The task: Tell how many lines contain the string "odkaz" in the material underneath; the reply is that number and no more.

◆ ◆ ◆ ◆ ◆

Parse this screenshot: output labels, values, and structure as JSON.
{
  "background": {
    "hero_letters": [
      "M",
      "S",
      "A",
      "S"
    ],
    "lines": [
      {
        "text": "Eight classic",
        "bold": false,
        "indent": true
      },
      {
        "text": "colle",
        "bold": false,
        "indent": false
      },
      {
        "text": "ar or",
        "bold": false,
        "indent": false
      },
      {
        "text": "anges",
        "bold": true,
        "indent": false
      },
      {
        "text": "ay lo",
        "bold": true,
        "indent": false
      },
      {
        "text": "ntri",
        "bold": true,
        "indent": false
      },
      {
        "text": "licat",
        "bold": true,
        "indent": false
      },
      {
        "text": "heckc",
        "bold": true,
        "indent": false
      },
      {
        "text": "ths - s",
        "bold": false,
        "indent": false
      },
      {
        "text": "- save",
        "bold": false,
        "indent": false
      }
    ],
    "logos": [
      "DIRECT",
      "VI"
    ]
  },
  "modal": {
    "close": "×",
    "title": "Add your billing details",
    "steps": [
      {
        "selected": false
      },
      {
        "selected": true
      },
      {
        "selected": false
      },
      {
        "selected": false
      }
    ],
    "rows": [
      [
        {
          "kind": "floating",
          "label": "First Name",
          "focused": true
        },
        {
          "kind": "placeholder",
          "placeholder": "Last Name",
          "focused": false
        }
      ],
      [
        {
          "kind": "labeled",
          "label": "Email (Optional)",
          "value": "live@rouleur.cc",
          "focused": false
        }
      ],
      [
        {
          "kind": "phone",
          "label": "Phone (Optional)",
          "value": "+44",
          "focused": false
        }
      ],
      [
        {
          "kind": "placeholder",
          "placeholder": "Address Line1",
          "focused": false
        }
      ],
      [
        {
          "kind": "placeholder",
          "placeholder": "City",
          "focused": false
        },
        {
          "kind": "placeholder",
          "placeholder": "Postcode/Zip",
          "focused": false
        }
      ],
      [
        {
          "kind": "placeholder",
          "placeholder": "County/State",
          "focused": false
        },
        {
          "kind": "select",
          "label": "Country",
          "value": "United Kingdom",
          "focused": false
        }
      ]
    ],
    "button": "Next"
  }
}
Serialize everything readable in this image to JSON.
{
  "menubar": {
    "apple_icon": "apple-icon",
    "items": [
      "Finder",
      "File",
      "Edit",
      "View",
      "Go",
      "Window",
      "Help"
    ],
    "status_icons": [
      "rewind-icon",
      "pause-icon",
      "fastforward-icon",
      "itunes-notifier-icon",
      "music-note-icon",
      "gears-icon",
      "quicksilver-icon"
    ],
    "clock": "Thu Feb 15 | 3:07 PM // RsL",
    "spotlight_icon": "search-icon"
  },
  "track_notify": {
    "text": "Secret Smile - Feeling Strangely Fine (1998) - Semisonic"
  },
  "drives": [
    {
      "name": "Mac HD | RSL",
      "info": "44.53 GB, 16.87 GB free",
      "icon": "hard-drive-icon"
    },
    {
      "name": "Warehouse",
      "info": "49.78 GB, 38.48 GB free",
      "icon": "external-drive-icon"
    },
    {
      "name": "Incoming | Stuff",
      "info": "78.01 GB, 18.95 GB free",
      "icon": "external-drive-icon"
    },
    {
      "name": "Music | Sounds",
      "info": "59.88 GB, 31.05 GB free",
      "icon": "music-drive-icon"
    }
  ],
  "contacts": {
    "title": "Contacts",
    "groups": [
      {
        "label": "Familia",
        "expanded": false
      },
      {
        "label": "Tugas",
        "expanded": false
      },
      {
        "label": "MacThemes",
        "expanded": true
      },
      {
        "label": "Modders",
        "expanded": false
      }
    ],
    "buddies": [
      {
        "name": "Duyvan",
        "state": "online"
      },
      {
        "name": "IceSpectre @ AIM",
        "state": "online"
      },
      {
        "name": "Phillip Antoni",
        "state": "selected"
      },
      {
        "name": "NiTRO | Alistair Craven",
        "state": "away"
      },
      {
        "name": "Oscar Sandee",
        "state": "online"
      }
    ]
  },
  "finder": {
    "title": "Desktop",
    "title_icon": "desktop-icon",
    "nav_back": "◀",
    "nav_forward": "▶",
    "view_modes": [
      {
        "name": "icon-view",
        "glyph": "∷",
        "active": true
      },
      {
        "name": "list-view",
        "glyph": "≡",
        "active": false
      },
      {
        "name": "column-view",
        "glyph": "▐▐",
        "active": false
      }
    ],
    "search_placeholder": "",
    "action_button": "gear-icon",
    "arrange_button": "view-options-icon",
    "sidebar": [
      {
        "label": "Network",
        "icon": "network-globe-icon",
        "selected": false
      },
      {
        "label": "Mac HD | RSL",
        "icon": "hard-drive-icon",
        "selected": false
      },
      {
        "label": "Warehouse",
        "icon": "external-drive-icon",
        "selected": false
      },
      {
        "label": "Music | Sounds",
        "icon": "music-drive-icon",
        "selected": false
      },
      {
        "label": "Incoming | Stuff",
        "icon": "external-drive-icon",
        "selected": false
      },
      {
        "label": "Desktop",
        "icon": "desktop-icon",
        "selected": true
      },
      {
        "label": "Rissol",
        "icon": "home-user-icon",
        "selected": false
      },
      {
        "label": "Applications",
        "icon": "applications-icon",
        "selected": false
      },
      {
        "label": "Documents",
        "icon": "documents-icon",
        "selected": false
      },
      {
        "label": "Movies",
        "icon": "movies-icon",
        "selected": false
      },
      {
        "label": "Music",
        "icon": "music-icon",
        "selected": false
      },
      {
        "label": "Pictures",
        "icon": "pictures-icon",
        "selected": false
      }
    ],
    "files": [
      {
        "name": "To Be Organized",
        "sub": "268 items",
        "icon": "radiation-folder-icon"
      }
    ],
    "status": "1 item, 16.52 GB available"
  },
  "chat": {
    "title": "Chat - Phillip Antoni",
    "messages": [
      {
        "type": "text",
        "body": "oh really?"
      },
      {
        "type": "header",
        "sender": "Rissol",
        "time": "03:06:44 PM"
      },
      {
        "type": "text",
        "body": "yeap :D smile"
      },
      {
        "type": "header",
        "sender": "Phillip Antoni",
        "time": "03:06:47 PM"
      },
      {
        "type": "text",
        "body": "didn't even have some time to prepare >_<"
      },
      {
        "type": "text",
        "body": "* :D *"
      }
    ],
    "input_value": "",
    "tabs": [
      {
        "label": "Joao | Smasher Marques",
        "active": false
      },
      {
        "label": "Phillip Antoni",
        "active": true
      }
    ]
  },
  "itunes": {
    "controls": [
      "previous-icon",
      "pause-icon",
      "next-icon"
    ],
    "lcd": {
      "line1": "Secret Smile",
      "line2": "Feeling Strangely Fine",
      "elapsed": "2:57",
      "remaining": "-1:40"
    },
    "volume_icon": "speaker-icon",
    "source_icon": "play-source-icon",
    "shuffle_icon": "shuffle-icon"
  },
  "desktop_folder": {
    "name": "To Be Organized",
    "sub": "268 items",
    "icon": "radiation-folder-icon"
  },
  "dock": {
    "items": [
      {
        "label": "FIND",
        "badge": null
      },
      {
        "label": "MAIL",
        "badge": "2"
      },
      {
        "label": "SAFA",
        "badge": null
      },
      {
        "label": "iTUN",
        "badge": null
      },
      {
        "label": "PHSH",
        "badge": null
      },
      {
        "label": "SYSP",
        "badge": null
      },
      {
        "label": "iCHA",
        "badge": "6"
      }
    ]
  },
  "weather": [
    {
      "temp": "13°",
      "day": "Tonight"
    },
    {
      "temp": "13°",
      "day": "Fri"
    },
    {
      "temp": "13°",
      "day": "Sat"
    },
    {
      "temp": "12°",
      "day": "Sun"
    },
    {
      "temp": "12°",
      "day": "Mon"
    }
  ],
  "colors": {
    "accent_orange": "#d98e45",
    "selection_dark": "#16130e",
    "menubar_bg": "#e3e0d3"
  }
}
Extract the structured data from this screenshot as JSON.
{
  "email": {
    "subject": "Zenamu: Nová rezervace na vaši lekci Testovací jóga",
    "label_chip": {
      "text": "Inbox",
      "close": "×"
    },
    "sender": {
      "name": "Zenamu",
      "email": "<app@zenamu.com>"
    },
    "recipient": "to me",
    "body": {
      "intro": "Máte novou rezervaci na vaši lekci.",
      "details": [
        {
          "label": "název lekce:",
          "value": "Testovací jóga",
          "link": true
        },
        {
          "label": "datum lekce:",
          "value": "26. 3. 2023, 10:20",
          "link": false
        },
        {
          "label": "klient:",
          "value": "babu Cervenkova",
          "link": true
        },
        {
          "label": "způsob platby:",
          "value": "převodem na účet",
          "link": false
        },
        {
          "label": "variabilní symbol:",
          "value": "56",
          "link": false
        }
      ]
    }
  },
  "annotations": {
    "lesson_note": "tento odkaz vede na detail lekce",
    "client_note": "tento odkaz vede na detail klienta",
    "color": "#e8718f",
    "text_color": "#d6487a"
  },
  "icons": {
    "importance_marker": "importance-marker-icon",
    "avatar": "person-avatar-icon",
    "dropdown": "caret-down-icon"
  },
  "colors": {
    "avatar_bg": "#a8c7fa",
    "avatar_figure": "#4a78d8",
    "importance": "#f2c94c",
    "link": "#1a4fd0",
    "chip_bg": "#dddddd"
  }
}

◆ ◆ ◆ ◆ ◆

Result: 2